I believe my man-card has just been revoked.
I want to say I was talked into playing this (Nick, you just might owe me one!) [Well, you looked the best in a skirt. ~Ed. Nick]. But I took it for mainly two reasons: First, I enjoy my music games; and second, I figured that it would be horrible and cheap, which would make this review all the easier to write up.
[image1]This really is a sequel, which surprised me since I’d never heard of the first one… and I worked the gaming retail for over a year, including the launch of the Wii and PS3 (admittedly,
no one is I wasn’t looking for a cheerleading game to whet my appetite). It starts out with only a handful of songs, a couple of outfits to personalize the squad with (though if you’re creative enough, you can find a way to throw some bad words over a logo) and a pom-pom full of dreams for your up-and-coming squad.
After a few plays of a few songs, another group of tunes will be unlocked along with a few new squad-mates, and after another few rounds of play, a third batch.

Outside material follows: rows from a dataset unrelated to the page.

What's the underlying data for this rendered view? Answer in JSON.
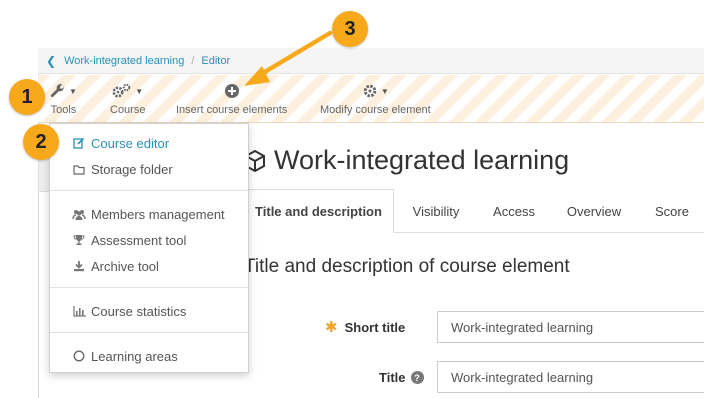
{
  "breadcrumb": {
    "items": [
      "Work-integrated learning",
      "Editor"
    ]
  },
  "toolbar": {
    "tools_label": "Tools",
    "course_label": "Course",
    "insert_label": "Insert course elements",
    "modify_label": "Modify course element"
  },
  "dropdown": {
    "items": [
      {
        "label": "Course editor",
        "icon": "edit-icon",
        "active": true
      },
      {
        "label": "Storage folder",
        "icon": "folder-icon"
      },
      {
        "label": "Members management",
        "icon": "users-icon"
      },
      {
        "label": "Assessment tool",
        "icon": "trophy-icon"
      },
      {
        "label": "Archive tool",
        "icon": "download-icon"
      },
      {
        "label": "Course statistics",
        "icon": "bar-chart-icon"
      },
      {
        "label": "Learning areas",
        "icon": "circle-icon"
      }
    ]
  },
  "course": {
    "title": "Work-integrated learning"
  },
  "tabs": [
    {
      "label": "Title and description",
      "active": true
    },
    {
      "label": "Visibility"
    },
    {
      "label": "Access"
    },
    {
      "label": "Overview"
    },
    {
      "label": "Score"
    }
  ],
  "section": {
    "heading": "Title and description of course element"
  },
  "form": {
    "short_title_label": "Short title",
    "short_title_value": "Work-integrated learning",
    "title_label": "Title",
    "title_value": "Work-integrated learning",
    "help_glyph": "?"
  },
  "callouts": [
    "1",
    "2",
    "3"
  ],
  "colors": {
    "accent": "#2a90b8",
    "callout": "#f7a81b",
    "required": "#f3a42b"
  }
}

And that’s really about it… after an hour or so of play, everything will be unlocked, and unless you have a serious attachment to “GNO (Girls Night Out)” by Miley Cyrus, the “charm” wears off quickly.

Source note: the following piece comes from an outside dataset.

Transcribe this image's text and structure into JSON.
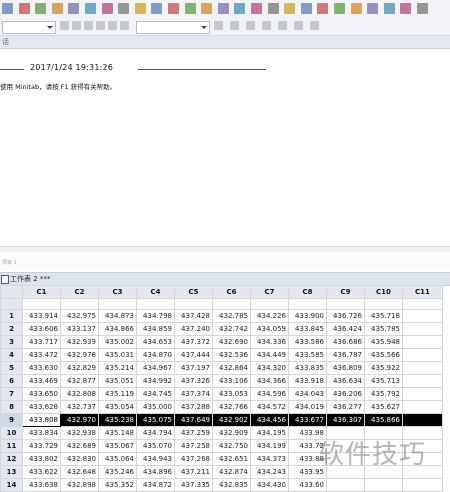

We Cheer 2 is really just Dance Dance Revolution with a cheerleading twist: move your arm(s) to 30 songs, ranging from the expected cheerleading staples (“Tubthumping” and “Mickey” being two stand-outs) to songs I was surprised to see. Like “Beat It", originally by Michael Jackson, but covered by Fall Out Boy featuring John Mayer… it makes me feel dirty just typing that. Compared to DDR though, the list might be of overall notable quality – there are groups and artists that normal Americans have heard of – but it’s a much shorter list, which is disappointing compared to anything Bemani-made.

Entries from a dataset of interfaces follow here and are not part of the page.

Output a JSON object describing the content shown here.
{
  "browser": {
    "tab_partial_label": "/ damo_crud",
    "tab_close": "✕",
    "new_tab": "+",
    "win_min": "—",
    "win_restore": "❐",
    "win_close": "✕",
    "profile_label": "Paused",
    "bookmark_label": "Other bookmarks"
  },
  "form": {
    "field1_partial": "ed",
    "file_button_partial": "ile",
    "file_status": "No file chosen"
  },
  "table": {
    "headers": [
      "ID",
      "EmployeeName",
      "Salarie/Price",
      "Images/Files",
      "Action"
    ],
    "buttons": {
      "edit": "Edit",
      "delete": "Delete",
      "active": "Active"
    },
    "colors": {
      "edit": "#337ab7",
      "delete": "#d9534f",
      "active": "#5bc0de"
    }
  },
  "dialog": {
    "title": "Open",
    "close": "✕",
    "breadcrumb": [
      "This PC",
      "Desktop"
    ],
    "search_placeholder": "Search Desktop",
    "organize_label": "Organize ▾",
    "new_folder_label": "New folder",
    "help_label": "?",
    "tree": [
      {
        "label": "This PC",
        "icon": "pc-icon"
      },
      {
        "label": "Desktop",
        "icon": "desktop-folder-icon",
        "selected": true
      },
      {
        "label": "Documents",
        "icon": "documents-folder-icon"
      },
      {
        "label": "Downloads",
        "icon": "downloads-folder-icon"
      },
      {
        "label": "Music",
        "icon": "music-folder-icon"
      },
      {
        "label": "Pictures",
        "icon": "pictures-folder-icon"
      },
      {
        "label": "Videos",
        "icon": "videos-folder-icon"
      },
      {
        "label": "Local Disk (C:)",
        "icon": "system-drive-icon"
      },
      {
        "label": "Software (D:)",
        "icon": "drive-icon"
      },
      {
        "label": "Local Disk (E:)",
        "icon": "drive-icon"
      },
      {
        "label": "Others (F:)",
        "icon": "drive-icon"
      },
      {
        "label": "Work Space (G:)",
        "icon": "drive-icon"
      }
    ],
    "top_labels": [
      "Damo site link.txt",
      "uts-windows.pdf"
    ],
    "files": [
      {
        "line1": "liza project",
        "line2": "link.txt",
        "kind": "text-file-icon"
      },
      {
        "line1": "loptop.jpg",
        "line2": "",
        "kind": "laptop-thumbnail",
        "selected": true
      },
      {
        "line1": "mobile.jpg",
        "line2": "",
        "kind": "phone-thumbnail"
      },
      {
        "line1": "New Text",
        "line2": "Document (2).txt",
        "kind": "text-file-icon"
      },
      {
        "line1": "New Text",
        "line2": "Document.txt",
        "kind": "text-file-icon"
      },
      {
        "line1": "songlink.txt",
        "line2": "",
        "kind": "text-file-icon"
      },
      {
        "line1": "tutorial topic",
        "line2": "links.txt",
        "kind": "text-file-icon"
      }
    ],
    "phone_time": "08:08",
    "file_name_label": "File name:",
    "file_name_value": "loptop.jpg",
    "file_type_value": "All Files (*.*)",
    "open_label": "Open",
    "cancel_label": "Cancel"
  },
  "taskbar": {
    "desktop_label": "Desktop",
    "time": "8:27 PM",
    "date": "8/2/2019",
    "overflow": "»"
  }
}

[image2]One notable disappointment is that each animation is static; nothing the player does directly affects what happens on the screen. Whether you miss one or two swings or a handful in a row, the characters on-screen will just keep going along in a fixed canned animation as if nothing happened. There are no stumbles or missteps that impact the song or how well any character is dancing and cheering, which keeps a lot of the personality that could have otherwise been in the game from reaching the player. And with each character looking like they belong on the PS2 (at best), watching each animation is almost like watching skinny little stick figures kick at ghosts and faux-hump the air.
But wait! Did I mention that you can customize your characters and squad? You can actually choose to doll up these Bratz doll wannabes just the way you want. Adjust their tops, their bottoms, their accessories, and even their shoes (but that’s all, nothing weird) to your liking, and watch them perform in your colors and in your carefully selected outfits. After only four songs or so, you will find yourself with plenty of cash to buy whatever you like from the shop and will be able to do whatever you like to your pixilated teenagers.
And even though there are plenty of outfit pieces to choose from, a lot of them look similar enough to each other that they’re not really “new” pieces, just barely-different versions of each other. It’s a letdown to be buying the same style of top twice or more (not that I bought anything, that would be silly… except that I bought out the shop’s tops my first time in… don’t judge me, it’s my job!).
[image3]I have to admit, though, that waving my arms around like a wild twelve-year-old girl is, surprisingly, quite amusing. Even if the lines are very easy to hit on the default setting, it’s enough of a workout for the arms. Players can choose to use one or two Wii-motes to play with, each controlling one side’s pom-pom. It’s about as simplistic and natural as the Wii gets, which is the game’s strongest point. Though it’s not that strong a point, since the limited playlist and bare-bones extras don’t make the game appealing for long.
I guess if you find yourself in need of a game for a preppy young lass, this could be a recipe for success. If you’re a fan of rhythm games, there isn’t anything here of substance, so any fun you have while waving to an imaginary virtual jailbait kid won’t last too long.
Now if you’ll excuse me, I haven’t bought every pair of shoes yet… and they need a blue stripe! Light blue, not too dark, or it’ll clash! Dammit, KICK HIGHER, KIMMY!